### Exercise objective
Your response should consist of the records below, repeated exactly.

### Input material
=== Begin Enclosure ===

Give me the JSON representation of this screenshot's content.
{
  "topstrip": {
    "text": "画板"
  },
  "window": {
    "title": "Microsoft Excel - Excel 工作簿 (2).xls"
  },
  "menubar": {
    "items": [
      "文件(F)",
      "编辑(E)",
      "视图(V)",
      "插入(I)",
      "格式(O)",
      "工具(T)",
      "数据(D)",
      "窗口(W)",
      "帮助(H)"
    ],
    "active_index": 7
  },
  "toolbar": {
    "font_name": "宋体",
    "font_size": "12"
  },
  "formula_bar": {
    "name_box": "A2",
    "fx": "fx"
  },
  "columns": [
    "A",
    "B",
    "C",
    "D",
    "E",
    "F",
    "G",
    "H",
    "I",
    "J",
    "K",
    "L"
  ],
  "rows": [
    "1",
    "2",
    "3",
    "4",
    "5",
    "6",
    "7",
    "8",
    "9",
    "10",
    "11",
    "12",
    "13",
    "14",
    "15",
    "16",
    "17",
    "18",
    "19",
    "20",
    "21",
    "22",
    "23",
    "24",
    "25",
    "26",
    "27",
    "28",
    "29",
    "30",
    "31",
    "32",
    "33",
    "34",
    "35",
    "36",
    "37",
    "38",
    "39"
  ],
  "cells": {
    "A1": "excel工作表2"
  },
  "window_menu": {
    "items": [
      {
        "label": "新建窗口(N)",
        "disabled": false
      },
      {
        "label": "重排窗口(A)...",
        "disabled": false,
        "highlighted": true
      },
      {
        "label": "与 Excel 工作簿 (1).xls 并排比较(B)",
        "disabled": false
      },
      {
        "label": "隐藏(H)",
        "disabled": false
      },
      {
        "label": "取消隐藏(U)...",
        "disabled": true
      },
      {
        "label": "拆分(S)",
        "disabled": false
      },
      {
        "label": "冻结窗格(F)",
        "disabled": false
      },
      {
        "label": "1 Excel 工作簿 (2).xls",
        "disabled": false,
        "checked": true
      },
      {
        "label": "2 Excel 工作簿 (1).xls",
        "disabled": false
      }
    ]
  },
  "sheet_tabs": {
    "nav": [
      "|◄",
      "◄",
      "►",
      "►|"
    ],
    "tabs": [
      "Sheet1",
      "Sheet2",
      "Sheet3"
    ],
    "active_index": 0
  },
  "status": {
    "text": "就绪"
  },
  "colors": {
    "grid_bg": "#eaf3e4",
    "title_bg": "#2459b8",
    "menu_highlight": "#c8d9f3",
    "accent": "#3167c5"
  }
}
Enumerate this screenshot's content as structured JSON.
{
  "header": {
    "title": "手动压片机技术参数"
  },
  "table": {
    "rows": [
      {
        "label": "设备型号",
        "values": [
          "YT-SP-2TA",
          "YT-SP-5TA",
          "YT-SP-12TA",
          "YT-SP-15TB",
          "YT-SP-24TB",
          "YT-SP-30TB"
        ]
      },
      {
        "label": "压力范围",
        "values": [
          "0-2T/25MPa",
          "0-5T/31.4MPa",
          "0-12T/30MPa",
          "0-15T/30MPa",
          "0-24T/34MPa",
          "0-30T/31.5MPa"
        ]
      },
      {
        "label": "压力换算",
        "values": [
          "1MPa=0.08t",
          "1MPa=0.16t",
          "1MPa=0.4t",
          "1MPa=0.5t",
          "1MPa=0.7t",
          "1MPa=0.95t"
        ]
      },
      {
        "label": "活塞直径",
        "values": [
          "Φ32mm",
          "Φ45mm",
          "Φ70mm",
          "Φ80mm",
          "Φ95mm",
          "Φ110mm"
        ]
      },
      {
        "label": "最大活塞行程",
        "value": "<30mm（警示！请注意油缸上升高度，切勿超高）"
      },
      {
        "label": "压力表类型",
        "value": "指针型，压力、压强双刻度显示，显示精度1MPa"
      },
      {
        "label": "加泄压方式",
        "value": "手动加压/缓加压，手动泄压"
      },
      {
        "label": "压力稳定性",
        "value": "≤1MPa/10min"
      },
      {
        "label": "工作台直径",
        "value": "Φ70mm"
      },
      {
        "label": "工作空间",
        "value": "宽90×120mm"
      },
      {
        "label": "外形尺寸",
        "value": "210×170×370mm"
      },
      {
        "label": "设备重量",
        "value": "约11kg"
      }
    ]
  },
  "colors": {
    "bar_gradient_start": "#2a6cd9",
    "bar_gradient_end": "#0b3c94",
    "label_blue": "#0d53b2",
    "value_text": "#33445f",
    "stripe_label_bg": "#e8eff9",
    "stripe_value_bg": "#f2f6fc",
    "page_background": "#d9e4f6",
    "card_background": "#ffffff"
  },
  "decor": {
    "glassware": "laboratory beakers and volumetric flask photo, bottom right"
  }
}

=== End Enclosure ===

### Output of the exercise
Give me the JSON representation of this screenshot's content.
{
  "topstrip": {
    "text": "画板"
  },
  "window": {
    "title": "Microsoft Excel - Excel 工作簿 (2).xls"
  },
  "menubar": {
    "items": [
      "文件(F)",
      "编辑(E)",
      "视图(V)",
      "插入(I)",
      "格式(O)",
      "工具(T)",
      "数据(D)",
      "窗口(W)",
      "帮助(H)"
    ],
    "active_index": 7
  },
  "toolbar": {
    "font_name": "宋体",
    "font_size": "12"
  },
  "formula_bar": {
    "name_box": "A2",
    "fx": "fx"
  },
  "columns": [
    "A",
    "B",
    "C",
    "D",
    "E",
    "F",
    "G",
    "H",
    "I",
    "J",
    "K",
    "L"
  ],
  "rows": [
    "1",
    "2",
    "3",
    "4",
    "5",
    "6",
    "7",
    "8",
    "9",
    "10",
    "11",
    "12",
    "13",
    "14",
    "15",
    "16",
    "17",
    "18",
    "19",
    "20",
    "21",
    "22",
    "23",
    "24",
    "25",
    "26",
    "27",
    "28",
    "29",
    "30",
    "31",
    "32",
    "33",
    "34",
    "35",
    "36",
    "37",
    "38",
    "39"
  ],
  "cells": {
    "A1": "excel工作表2"
  },
  "window_menu": {
    "items": [
      {
        "label": "新建窗口(N)",
        "disabled": false
      },
      {
        "label": "重排窗口(A)...",
        "disabled": false,
        "highlighted": true
      },
      {
        "label": "与 Excel 工作簿 (1).xls 并排比较(B)",
        "disabled": false
      },
      {
        "label": "隐藏(H)",
        "disabled": false
      },
      {
        "label": "取消隐藏(U)...",
        "disabled": true
      },
      {
        "label": "拆分(S)",
        "disabled": false
      },
      {
        "label": "冻结窗格(F)",
        "disabled": false
      },
      {
        "label": "1 Excel 工作簿 (2).xls",
        "disabled": false,
        "checked": true
      },
      {
        "label": "2 Excel 工作簿 (1).xls",
        "disabled": false
      }
    ]
  },
  "sheet_tabs": {
    "nav": [
      "|◄",
      "◄",
      "►",
      "►|"
    ],
    "tabs": [
      "Sheet1",
      "Sheet2",
      "Sheet3"
    ],
    "active_index": 0
  },
  "status": {
    "text": "就绪"
  },
  "colors": {
    "grid_bg": "#eaf3e4",
    "title_bg": "#2459b8",
    "menu_highlight": "#c8d9f3",
    "accent": "#3167c5"
  }
}
Enumerate this screenshot's content as structured JSON.
{
  "header": {
    "title": "手动压片机技术参数"
  },
  "table": {
    "rows": [
      {
        "label": "设备型号",
        "values": [
          "YT-SP-2TA",
          "YT-SP-5TA",
          "YT-SP-12TA",
          "YT-SP-15TB",
          "YT-SP-24TB",
          "YT-SP-30TB"
        ]
      },
      {
        "label": "压力范围",
        "values": [
          "0-2T/25MPa",
          "0-5T/31.4MPa",
          "0-12T/30MPa",
          "0-15T/30MPa",
          "0-24T/34MPa",
          "0-30T/31.5MPa"
        ]
      },
      {
        "label": "压力换算",
        "values": [
          "1MPa=0.08t",
          "1MPa=0.16t",
          "1MPa=0.4t",
          "1MPa=0.5t",
          "1MPa=0.7t",
          "1MPa=0.95t"
        ]
      },
      {
        "label": "活塞直径",
        "values": [
          "Φ32mm",
          "Φ45mm",
          "Φ70mm",
          "Φ80mm",
          "Φ95mm",
          "Φ110mm"
        ]
      },
      {
        "label": "最大活塞行程",
        "value": "<30mm（警示！请注意油缸上升高度，切勿超高）"
      },
      {
        "label": "压力表类型",
        "value": "指针型，压力、压强双刻度显示，显示精度1MPa"
      },
      {
        "label": "加泄压方式",
        "value": "手动加压/缓加压，手动泄压"
      },
      {
        "label": "压力稳定性",
        "value": "≤1MPa/10min"
      },
      {
        "label": "工作台直径",
        "value": "Φ70mm"
      },
      {
        "label": "工作空间",
        "value": "宽90×120mm"
      },
      {
        "label": "外形尺寸",
        "value": "210×170×370mm"
      },
      {
        "label": "设备重量",
        "value": "约11kg"
      }
    ]
  },
  "colors": {
    "bar_gradient_start": "#2a6cd9",
    "bar_gradient_end": "#0b3c94",
    "label_blue": "#0d53b2",
    "value_text": "#33445f",
    "stripe_label_bg": "#e8eff9",
    "stripe_value_bg": "#f2f6fc",
    "page_background": "#d9e4f6",
    "card_background": "#ffffff"
  },
  "decor": {
    "glassware": "laboratory beakers and volumetric flask photo, bottom right"
  }
}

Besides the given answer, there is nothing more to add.